25 years after the fall of the Berlin Wall, and 24 after unification, the German government has declared its intention of gaining a more active role in the world for Germany. To be more precise: those who have such an ambition are the Ministers of Foreign Affairs (Frank-Walter Steinmeier, a Social-Democrat) and Defence (Ursula von der Leyen, a Christian-Democrat), in addition to President Joachim Gauck, a leading point of reference. Steinmeier himself has launched a review of German foreign policy that, without being mould-breaking, is likely to reflect that greater ambition.
It is an ambition that comes up against a number of obstacles. First, the people do not buy it, unlike a few years ago when Germany’s citizens were at the forefront of demands for a more wide-ranging external action and it was the government that dragged its feet. According to a survey by the Körber Foundation, 60% of Germans believe that their country should continue to exercise restraint in the field of foreign policy, while 37% called for greater involvement. This is the exact opposite of the situation two decades ago.
Secondly, while business (and not just major enterprises) and even society are now globalised and think in global terms, the political and media debate has become more national-oriented, even parochial, and also far more focused on parliament.
Third, Europe (the EU) is a central framework for German politics but it is becoming too small, both as a market and in terms of support from a European Foreign and Security Policy that does not work. If in 2001 45% of Germany’s exports were directed at today’s Eurozone, by 2013 the figure had dropped to 36%. There is no fervent Europeanism in Germany. The euro is an anchor (although challenged by the Alliance for Germany, which has a significant capacity for muddying the waters) and the idea is to make it more secure, especially since a return to the Deutsche Mark could be very costly.
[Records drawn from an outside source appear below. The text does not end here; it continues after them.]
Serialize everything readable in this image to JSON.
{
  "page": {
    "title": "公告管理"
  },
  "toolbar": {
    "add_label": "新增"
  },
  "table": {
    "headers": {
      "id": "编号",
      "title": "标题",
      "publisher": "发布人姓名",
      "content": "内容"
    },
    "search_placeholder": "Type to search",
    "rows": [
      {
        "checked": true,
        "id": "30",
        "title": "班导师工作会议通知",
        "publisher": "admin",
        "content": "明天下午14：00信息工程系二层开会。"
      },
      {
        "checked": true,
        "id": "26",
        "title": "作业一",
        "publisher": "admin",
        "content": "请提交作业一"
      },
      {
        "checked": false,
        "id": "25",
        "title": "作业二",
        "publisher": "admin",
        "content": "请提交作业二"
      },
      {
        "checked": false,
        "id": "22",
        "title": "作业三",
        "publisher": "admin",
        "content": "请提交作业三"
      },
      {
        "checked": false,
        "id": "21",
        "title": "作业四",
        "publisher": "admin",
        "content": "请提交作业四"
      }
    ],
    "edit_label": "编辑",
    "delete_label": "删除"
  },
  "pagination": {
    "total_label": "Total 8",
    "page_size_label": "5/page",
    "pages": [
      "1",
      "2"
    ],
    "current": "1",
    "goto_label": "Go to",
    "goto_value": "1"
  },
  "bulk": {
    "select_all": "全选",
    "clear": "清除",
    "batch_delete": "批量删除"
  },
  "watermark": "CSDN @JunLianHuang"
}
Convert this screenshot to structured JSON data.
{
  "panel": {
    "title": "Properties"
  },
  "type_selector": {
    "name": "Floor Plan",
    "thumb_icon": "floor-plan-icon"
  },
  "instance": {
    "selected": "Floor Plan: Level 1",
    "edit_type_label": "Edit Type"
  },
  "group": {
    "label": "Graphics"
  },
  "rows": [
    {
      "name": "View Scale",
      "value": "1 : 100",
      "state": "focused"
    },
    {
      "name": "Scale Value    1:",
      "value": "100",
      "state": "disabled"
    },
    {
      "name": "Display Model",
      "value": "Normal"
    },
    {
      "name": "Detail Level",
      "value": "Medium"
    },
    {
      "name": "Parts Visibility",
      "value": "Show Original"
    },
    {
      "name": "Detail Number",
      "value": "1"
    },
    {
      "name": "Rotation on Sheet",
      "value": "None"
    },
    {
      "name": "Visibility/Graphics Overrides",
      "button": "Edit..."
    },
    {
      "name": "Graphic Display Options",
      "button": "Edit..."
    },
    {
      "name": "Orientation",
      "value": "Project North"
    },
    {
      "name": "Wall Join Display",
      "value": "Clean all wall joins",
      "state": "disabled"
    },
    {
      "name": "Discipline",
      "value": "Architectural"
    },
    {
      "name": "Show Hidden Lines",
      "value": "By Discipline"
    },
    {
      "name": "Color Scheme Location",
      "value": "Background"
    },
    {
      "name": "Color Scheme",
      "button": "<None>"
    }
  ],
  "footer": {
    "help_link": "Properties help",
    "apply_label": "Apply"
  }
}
But as of today the German ministers in the coalition government, with the possible exception of Schäuble, see it neither necessary nor desirable to embark on a reform of the treaties. It would appear that European policy is dictated more by the Constitutional Court in Karlsruhe than by either the government or parliament. Care should be exercised, because if Europe fails to wake up to the facts, Germany will slip out of its fingers under the pressure of global circumstances.
Nevertheless, Germany’s global ambitions require global partners. The relationship with China is mainly economic and trade-related (Germany accounts for 47% of EU exports to China), not political. Business is also looking further afield, towards India, Brazil and other markets. Berlin, following a long tradition, placed a lot of faith on Russia, even to the extent of hoping to change it through a closer relationship, although following the invasion of the Crimea and the war in the Ukraine it had to distance itself from Moscow, a cooling-off that may be a lasting one. Again, this runs counter to the German people who, following a long tradition, want good relations with Russia, including Putin in the package.
This leads to the fourth factor: relations with the US, ‘the most difficult for Germany’, according to a German official. The Snowden leaks regarding NSA spying –even on Chancellor Merkel’s cellphone– have cooled relations off markedly. Germany is seeking ‘technological sovereignty’ in the field of information and communication technologies (ICTs), and believes that its enterprises can provide it. To this should be added the cultural change in Germany since 1989. As a German analyst suggests, from 1949 to the present day, official culture was clearly pro-American. But this is not necessarily so for the younger generation, which has been brought up in a more autonomous framework. The Transatlantic Trade and Investment Agreement (TTIP), currently under negotiation between the EU and the US, is being questioned on the grounds that it might weaken consumer and investment protection. Parliamentary and media noise are hindering the improvement of relations with the US.
German foreign policy, according to a European observer, expresses itself more in terms of wills than realities. The reality is that Germany has a relationship with the US that is far more intense than with other Western countries. In fact, the Ministry of Foreign Affairs has just appointed a coordinator for US relations, a privilege previously only applied to France. For despite these problems, Germany needs its relations with the US for its global ambitions, and the proof is its promise to send weapons to Iraq to fight the Islamic State. 25 years after the Wall fell there is a new Germany, ready for more international responsibilities. ‘Responsibility’ is a buzzword in the German debate. Although, as President Gauck has said, ‘it is never easy to put into practice the principle of responsibility, not only in one’s life, but also in society, in an expanded European and global dimension’.